### Your goal
In your output, repeat each entry exactly and include no pictures.

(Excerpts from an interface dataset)

==============================

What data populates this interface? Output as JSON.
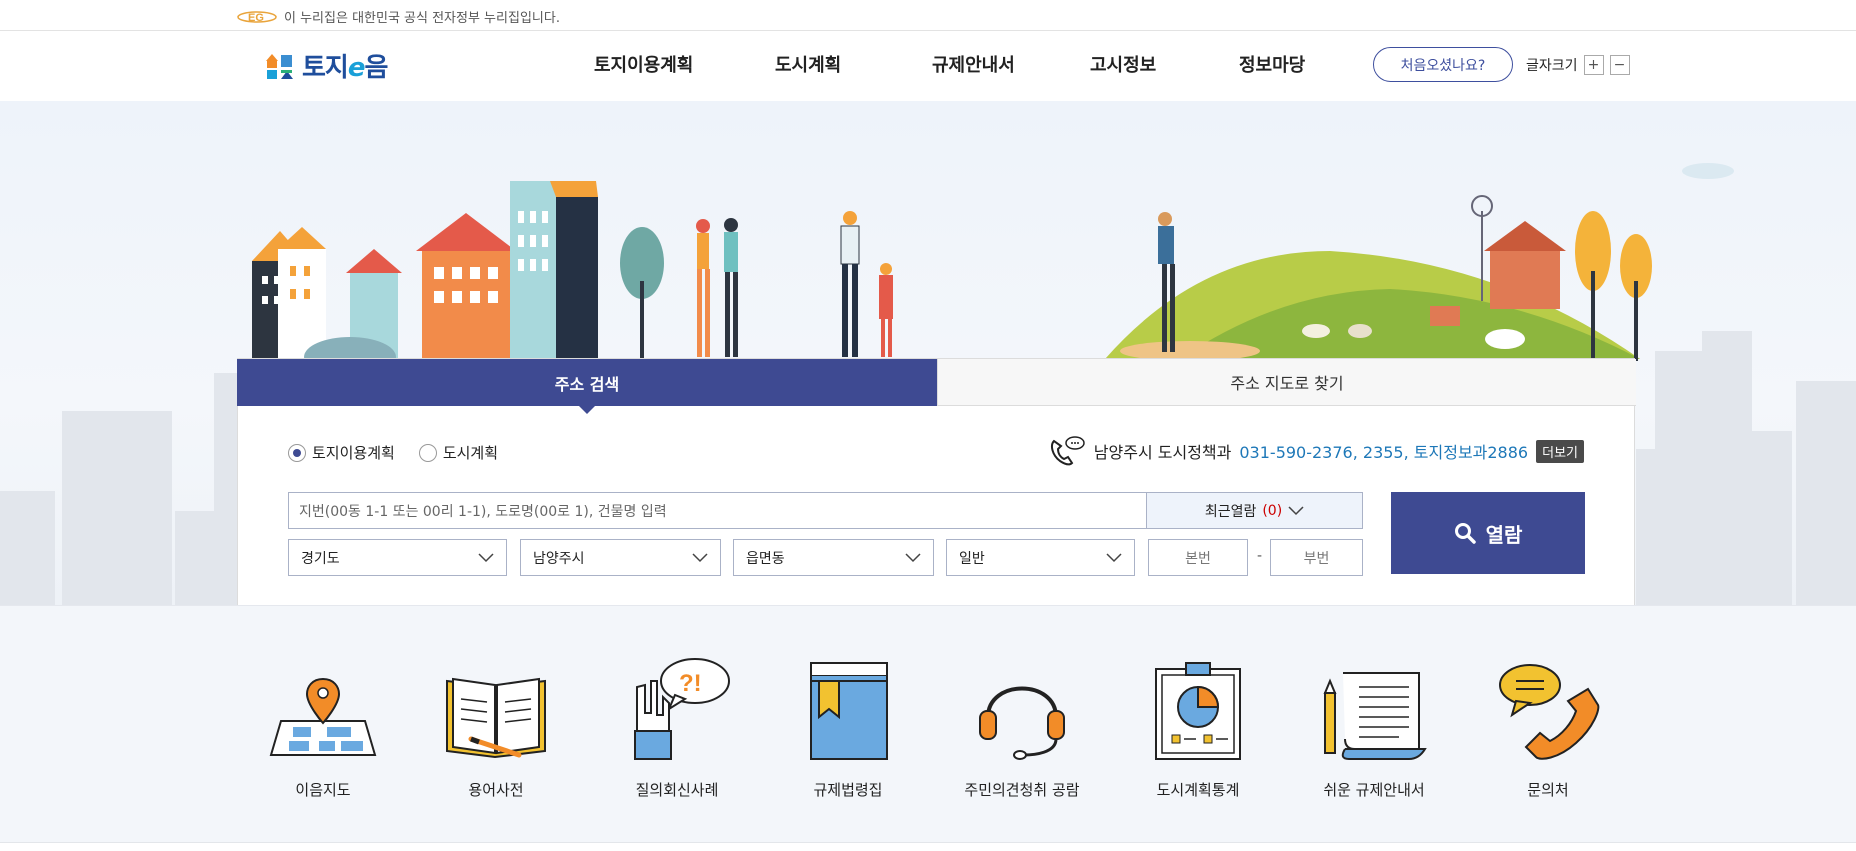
{
  "gov_banner": {
    "text": "이 누리집은 대한민국 공식 전자정부 누리집입니다."
  },
  "header": {
    "logo": "토지e음",
    "nav": [
      "토지이용계획",
      "도시계획",
      "규제안내서",
      "고시정보",
      "정보마당"
    ],
    "first_visit": "처음오셨나요?",
    "font_size_label": "글자크기",
    "font_plus": "+",
    "font_minus": "−"
  },
  "search": {
    "tabs": [
      "주소 검색",
      "주소 지도로 찾기"
    ],
    "radio_options": [
      {
        "label": "토지이용계획",
        "checked": true
      },
      {
        "label": "도시계획",
        "checked": false
      }
    ],
    "contact_prefix": "남양주시 도시정책과",
    "contact_numbers": "031-590-2376, 2355, 토지정보과2886",
    "more": "더보기",
    "address_placeholder": "지번(00동 1-1 또는 00리 1-1), 도로명(00로 1), 건물명 입력",
    "recent_label": "최근열람",
    "recent_count": "(0)",
    "selects": [
      "경기도",
      "남양주시",
      "읍면동",
      "일반"
    ],
    "main_no_placeholder": "본번",
    "dash": "-",
    "sub_no_placeholder": "부번",
    "submit": "열람"
  },
  "quick_links": [
    {
      "label": "이음지도",
      "icon": "map-pin-icon"
    },
    {
      "label": "용어사전",
      "icon": "open-book-icon"
    },
    {
      "label": "질의회신사례",
      "icon": "question-hand-icon"
    },
    {
      "label": "규제법령집",
      "icon": "law-book-icon"
    },
    {
      "label": "주민의견청취 공람",
      "icon": "headset-icon"
    },
    {
      "label": "도시계획통계",
      "icon": "statistics-chart-icon"
    },
    {
      "label": "쉬운 규제안내서",
      "icon": "document-pencil-icon"
    },
    {
      "label": "문의처",
      "icon": "phone-chat-icon"
    }
  ],
  "colors": {
    "primary": "#3e4a92",
    "link_blue": "#1e78b8",
    "accent_orange": "#f4a23a"
  }
}
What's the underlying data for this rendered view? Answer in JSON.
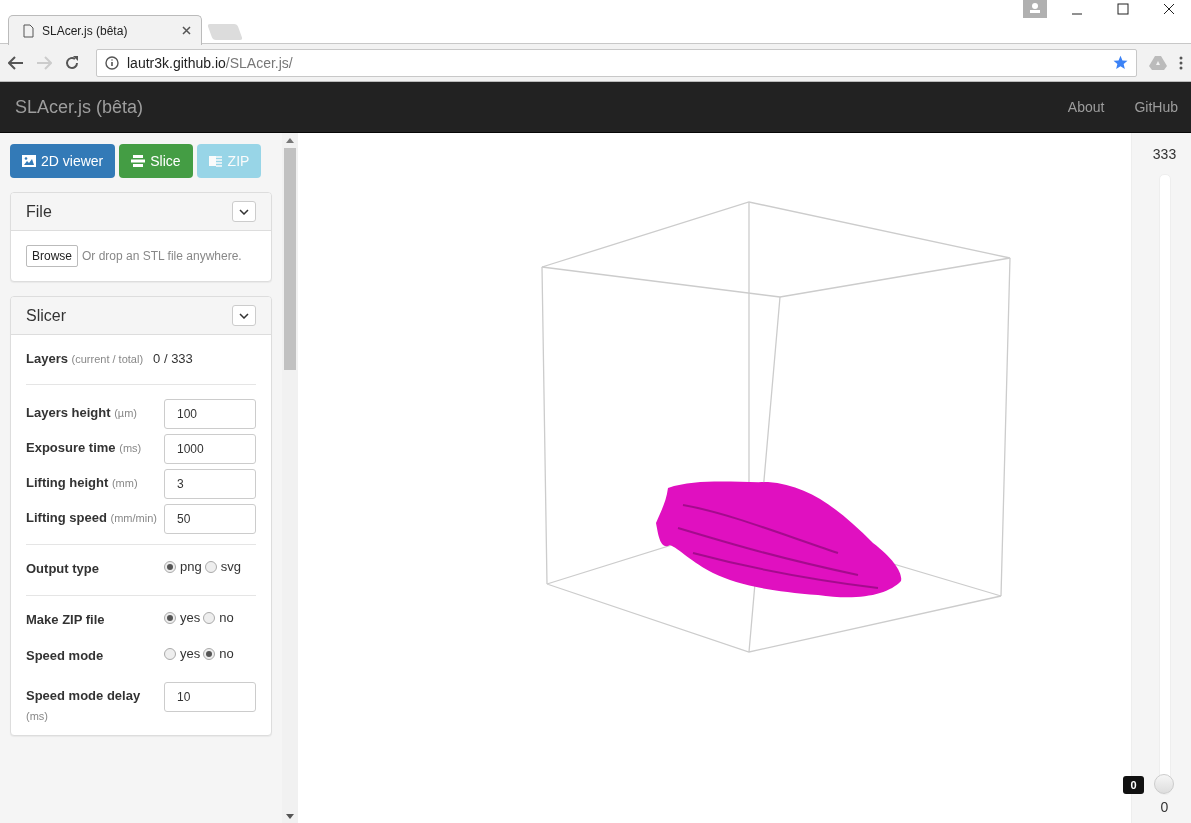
{
  "browser": {
    "tab_title": "SLAcer.js (bêta)",
    "url_host": "lautr3k.github.io",
    "url_path": "/SLAcer.js/"
  },
  "navbar": {
    "brand": "SLAcer.js (bêta)",
    "links": [
      "About",
      "GitHub"
    ]
  },
  "toolbar": [
    {
      "kind": "viewer",
      "label": "2D viewer",
      "disabled": false
    },
    {
      "kind": "slice",
      "label": "Slice",
      "disabled": false
    },
    {
      "kind": "zip",
      "label": "ZIP",
      "disabled": true
    }
  ],
  "file_panel": {
    "title": "File",
    "browse": "Browse",
    "hint": "Or drop an STL file anywhere."
  },
  "slicer_panel": {
    "title": "Slicer",
    "rows": [
      {
        "kind": "info",
        "label": "Layers",
        "unit": "(current / total)",
        "value": "0 / 333"
      },
      {
        "kind": "divider"
      },
      {
        "kind": "field",
        "label": "Layers height",
        "unit": "(µm)",
        "value": "100"
      },
      {
        "kind": "field",
        "label": "Exposure time",
        "unit": "(ms)",
        "value": "1000"
      },
      {
        "kind": "field",
        "label": "Lifting height",
        "unit": "(mm)",
        "value": "3"
      },
      {
        "kind": "field",
        "label": "Lifting speed",
        "unit": "(mm/min)",
        "value": "50"
      },
      {
        "kind": "divider"
      },
      {
        "kind": "radio",
        "label": "Output type",
        "options": [
          {
            "label": "png",
            "selected": true
          },
          {
            "label": "svg",
            "selected": false
          }
        ]
      },
      {
        "kind": "divider"
      },
      {
        "kind": "radio",
        "label": "Make ZIP file",
        "options": [
          {
            "label": "yes",
            "selected": true
          },
          {
            "label": "no",
            "selected": false
          }
        ]
      },
      {
        "kind": "radio",
        "label": "Speed mode",
        "options": [
          {
            "label": "yes",
            "selected": false
          },
          {
            "label": "no",
            "selected": true
          }
        ]
      },
      {
        "kind": "field",
        "label": "Speed mode delay",
        "unit": "(ms)",
        "value": "10"
      }
    ]
  },
  "layer_slider": {
    "max_label": "333",
    "min_label": "0",
    "tooltip": "0",
    "level": 0
  }
}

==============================

### Task answer
What data populates this interface? Output as JSON.
{
  "gov_banner": {
    "text": "이 누리집은 대한민국 공식 전자정부 누리집입니다."
  },
  "header": {
    "logo": "토지e음",
    "nav": [
      "토지이용계획",
      "도시계획",
      "규제안내서",
      "고시정보",
      "정보마당"
    ],
    "first_visit": "처음오셨나요?",
    "font_size_label": "글자크기",
    "font_plus": "+",
    "font_minus": "−"
  },
  "search": {
    "tabs": [
      "주소 검색",
      "주소 지도로 찾기"
    ],
    "radio_options": [
      {
        "label": "토지이용계획",
        "checked": true
      },
      {
        "label": "도시계획",
        "checked": false
      }
    ],
    "contact_prefix": "남양주시 도시정책과",
    "contact_numbers": "031-590-2376, 2355, 토지정보과2886",
    "more": "더보기",
    "address_placeholder": "지번(00동 1-1 또는 00리 1-1), 도로명(00로 1), 건물명 입력",
    "recent_label": "최근열람",
    "recent_count": "(0)",
    "selects": [
      "경기도",
      "남양주시",
      "읍면동",
      "일반"
    ],
    "main_no_placeholder": "본번",
    "dash": "-",
    "sub_no_placeholder": "부번",
    "submit": "열람"
  },
  "quick_links": [
    {
      "label": "이음지도",
      "icon": "map-pin-icon"
    },
    {
      "label": "용어사전",
      "icon": "open-book-icon"
    },
    {
      "label": "질의회신사례",
      "icon": "question-hand-icon"
    },
    {
      "label": "규제법령집",
      "icon": "law-book-icon"
    },
    {
      "label": "주민의견청취 공람",
      "icon": "headset-icon"
    },
    {
      "label": "도시계획통계",
      "icon": "statistics-chart-icon"
    },
    {
      "label": "쉬운 규제안내서",
      "icon": "document-pencil-icon"
    },
    {
      "label": "문의처",
      "icon": "phone-chat-icon"
    }
  ],
  "colors": {
    "primary": "#3e4a92",
    "link_blue": "#1e78b8",
    "accent_orange": "#f4a23a"
  }
}
What's the underlying data for this rendered view? Answer in JSON.
{
  "browser": {
    "tab_title": "SLAcer.js (bêta)",
    "url_host": "lautr3k.github.io",
    "url_path": "/SLAcer.js/"
  },
  "navbar": {
    "brand": "SLAcer.js (bêta)",
    "links": [
      "About",
      "GitHub"
    ]
  },
  "toolbar": [
    {
      "kind": "viewer",
      "label": "2D viewer",
      "disabled": false
    },
    {
      "kind": "slice",
      "label": "Slice",
      "disabled": false
    },
    {
      "kind": "zip",
      "label": "ZIP",
      "disabled": true
    }
  ],
  "file_panel": {
    "title": "File",
    "browse": "Browse",
    "hint": "Or drop an STL file anywhere."
  },
  "slicer_panel": {
    "title": "Slicer",
    "rows": [
      {
        "kind": "info",
        "label": "Layers",
        "unit": "(current / total)",
        "value": "0 / 333"
      },
      {
        "kind": "divider"
      },
      {
        "kind": "field",
        "label": "Layers height",
        "unit": "(µm)",
        "value": "100"
      },
      {
        "kind": "field",
        "label": "Exposure time",
        "unit": "(ms)",
        "value": "1000"
      },
      {
        "kind": "field",
        "label": "Lifting height",
        "unit": "(mm)",
        "value": "3"
      },
      {
        "kind": "field",
        "label": "Lifting speed",
        "unit": "(mm/min)",
        "value": "50"
      },
      {
        "kind": "divider"
      },
      {
        "kind": "radio",
        "label": "Output type",
        "options": [
          {
            "label": "png",
            "selected": true
          },
          {
            "label": "svg",
            "selected": false
          }
        ]
      },
      {
        "kind": "divider"
      },
      {
        "kind": "radio",
        "label": "Make ZIP file",
        "options": [
          {
            "label": "yes",
            "selected": true
          },
          {
            "label": "no",
            "selected": false
          }
        ]
      },
      {
        "kind": "radio",
        "label": "Speed mode",
        "options": [
          {
            "label": "yes",
            "selected": false
          },
          {
            "label": "no",
            "selected": true
          }
        ]
      },
      {
        "kind": "field",
        "label": "Speed mode delay",
        "unit": "(ms)",
        "value": "10"
      }
    ]
  },
  "layer_slider": {
    "max_label": "333",
    "min_label": "0",
    "tooltip": "0",
    "level": 0
  }
}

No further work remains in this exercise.